What you should do
Set down the full data below exactly as given, please.

Input

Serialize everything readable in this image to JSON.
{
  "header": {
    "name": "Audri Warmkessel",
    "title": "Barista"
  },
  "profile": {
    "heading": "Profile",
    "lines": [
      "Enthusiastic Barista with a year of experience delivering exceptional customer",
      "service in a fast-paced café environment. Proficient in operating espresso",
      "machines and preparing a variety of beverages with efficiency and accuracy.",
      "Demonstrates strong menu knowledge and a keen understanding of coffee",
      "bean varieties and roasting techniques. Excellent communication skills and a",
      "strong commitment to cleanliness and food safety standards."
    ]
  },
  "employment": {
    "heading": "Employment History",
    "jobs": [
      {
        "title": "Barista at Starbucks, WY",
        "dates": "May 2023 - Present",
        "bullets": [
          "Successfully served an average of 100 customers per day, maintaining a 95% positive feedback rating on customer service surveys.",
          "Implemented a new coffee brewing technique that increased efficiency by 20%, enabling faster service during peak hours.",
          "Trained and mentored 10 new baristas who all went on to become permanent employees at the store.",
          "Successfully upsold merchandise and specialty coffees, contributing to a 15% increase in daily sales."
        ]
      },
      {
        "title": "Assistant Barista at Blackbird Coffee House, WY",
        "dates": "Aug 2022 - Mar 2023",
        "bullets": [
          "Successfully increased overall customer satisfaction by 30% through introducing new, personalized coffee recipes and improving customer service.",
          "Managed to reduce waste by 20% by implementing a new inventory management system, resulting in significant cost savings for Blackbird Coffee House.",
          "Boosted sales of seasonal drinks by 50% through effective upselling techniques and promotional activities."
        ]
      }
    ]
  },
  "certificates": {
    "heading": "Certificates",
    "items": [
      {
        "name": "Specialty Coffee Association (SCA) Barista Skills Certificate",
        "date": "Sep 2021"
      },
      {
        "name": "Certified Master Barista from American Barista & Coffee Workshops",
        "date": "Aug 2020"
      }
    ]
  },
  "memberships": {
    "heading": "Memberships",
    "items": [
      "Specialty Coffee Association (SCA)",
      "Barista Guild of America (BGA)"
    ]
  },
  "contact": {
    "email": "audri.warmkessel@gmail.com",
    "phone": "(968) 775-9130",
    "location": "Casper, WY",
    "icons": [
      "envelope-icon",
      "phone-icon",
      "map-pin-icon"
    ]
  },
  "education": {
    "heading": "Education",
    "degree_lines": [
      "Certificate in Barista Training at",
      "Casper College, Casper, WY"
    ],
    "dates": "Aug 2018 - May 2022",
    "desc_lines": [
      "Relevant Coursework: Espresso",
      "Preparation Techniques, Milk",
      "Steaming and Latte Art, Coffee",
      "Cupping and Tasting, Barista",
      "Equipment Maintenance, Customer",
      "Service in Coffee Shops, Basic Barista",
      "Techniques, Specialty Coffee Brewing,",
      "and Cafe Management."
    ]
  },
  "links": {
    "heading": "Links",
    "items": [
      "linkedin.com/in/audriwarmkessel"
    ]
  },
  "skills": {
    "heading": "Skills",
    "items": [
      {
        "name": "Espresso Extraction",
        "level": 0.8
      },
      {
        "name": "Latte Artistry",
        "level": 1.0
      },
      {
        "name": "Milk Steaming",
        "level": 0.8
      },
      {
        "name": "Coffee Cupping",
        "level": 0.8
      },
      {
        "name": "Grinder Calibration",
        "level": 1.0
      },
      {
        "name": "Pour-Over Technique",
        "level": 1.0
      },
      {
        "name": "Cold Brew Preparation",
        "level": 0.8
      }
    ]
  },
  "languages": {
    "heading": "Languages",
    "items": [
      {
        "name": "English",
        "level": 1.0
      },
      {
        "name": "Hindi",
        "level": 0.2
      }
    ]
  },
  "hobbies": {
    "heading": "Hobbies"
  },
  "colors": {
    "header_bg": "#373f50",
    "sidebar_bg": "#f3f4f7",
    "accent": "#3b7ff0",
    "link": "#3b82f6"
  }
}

Written response
Serialize everything readable in this image to JSON.
{
  "header": {
    "name": "Audri Warmkessel",
    "title": "Barista"
  },
  "profile": {
    "heading": "Profile",
    "lines": [
      "Enthusiastic Barista with a year of experience delivering exceptional customer",
      "service in a fast-paced café environment. Proficient in operating espresso",
      "machines and preparing a variety of beverages with efficiency and accuracy.",
      "Demonstrates strong menu knowledge and a keen understanding of coffee",
      "bean varieties and roasting techniques. Excellent communication skills and a",
      "strong commitment to cleanliness and food safety standards."
    ]
  },
  "employment": {
    "heading": "Employment History",
    "jobs": [
      {
        "title": "Barista at Starbucks, WY",
        "dates": "May 2023 - Present",
        "bullets": [
          "Successfully served an average of 100 customers per day, maintaining a 95% positive feedback rating on customer service surveys.",
          "Implemented a new coffee brewing technique that increased efficiency by 20%, enabling faster service during peak hours.",
          "Trained and mentored 10 new baristas who all went on to become permanent employees at the store.",
          "Successfully upsold merchandise and specialty coffees, contributing to a 15% increase in daily sales."
        ]
      },
      {
        "title": "Assistant Barista at Blackbird Coffee House, WY",
        "dates": "Aug 2022 - Mar 2023",
        "bullets": [
          "Successfully increased overall customer satisfaction by 30% through introducing new, personalized coffee recipes and improving customer service.",
          "Managed to reduce waste by 20% by implementing a new inventory management system, resulting in significant cost savings for Blackbird Coffee House.",
          "Boosted sales of seasonal drinks by 50% through effective upselling techniques and promotional activities."
        ]
      }
    ]
  },
  "certificates": {
    "heading": "Certificates",
    "items": [
      {
        "name": "Specialty Coffee Association (SCA) Barista Skills Certificate",
        "date": "Sep 2021"
      },
      {
        "name": "Certified Master Barista from American Barista & Coffee Workshops",
        "date": "Aug 2020"
      }
    ]
  },
  "memberships": {
    "heading": "Memberships",
    "items": [
      "Specialty Coffee Association (SCA)",
      "Barista Guild of America (BGA)"
    ]
  },
  "contact": {
    "email": "audri.warmkessel@gmail.com",
    "phone": "(968) 775-9130",
    "location": "Casper, WY",
    "icons": [
      "envelope-icon",
      "phone-icon",
      "map-pin-icon"
    ]
  },
  "education": {
    "heading": "Education",
    "degree_lines": [
      "Certificate in Barista Training at",
      "Casper College, Casper, WY"
    ],
    "dates": "Aug 2018 - May 2022",
    "desc_lines": [
      "Relevant Coursework: Espresso",
      "Preparation Techniques, Milk",
      "Steaming and Latte Art, Coffee",
      "Cupping and Tasting, Barista",
      "Equipment Maintenance, Customer",
      "Service in Coffee Shops, Basic Barista",
      "Techniques, Specialty Coffee Brewing,",
      "and Cafe Management."
    ]
  },
  "links": {
    "heading": "Links",
    "items": [
      "linkedin.com/in/audriwarmkessel"
    ]
  },
  "skills": {
    "heading": "Skills",
    "items": [
      {
        "name": "Espresso Extraction",
        "level": 0.8
      },
      {
        "name": "Latte Artistry",
        "level": 1.0
      },
      {
        "name": "Milk Steaming",
        "level": 0.8
      },
      {
        "name": "Coffee Cupping",
        "level": 0.8
      },
      {
        "name": "Grinder Calibration",
        "level": 1.0
      },
      {
        "name": "Pour-Over Technique",
        "level": 1.0
      },
      {
        "name": "Cold Brew Preparation",
        "level": 0.8
      }
    ]
  },
  "languages": {
    "heading": "Languages",
    "items": [
      {
        "name": "English",
        "level": 1.0
      },
      {
        "name": "Hindi",
        "level": 0.2
      }
    ]
  },
  "hobbies": {
    "heading": "Hobbies"
  },
  "colors": {
    "header_bg": "#373f50",
    "sidebar_bg": "#f3f4f7",
    "accent": "#3b7ff0",
    "link": "#3b82f6"
  }
}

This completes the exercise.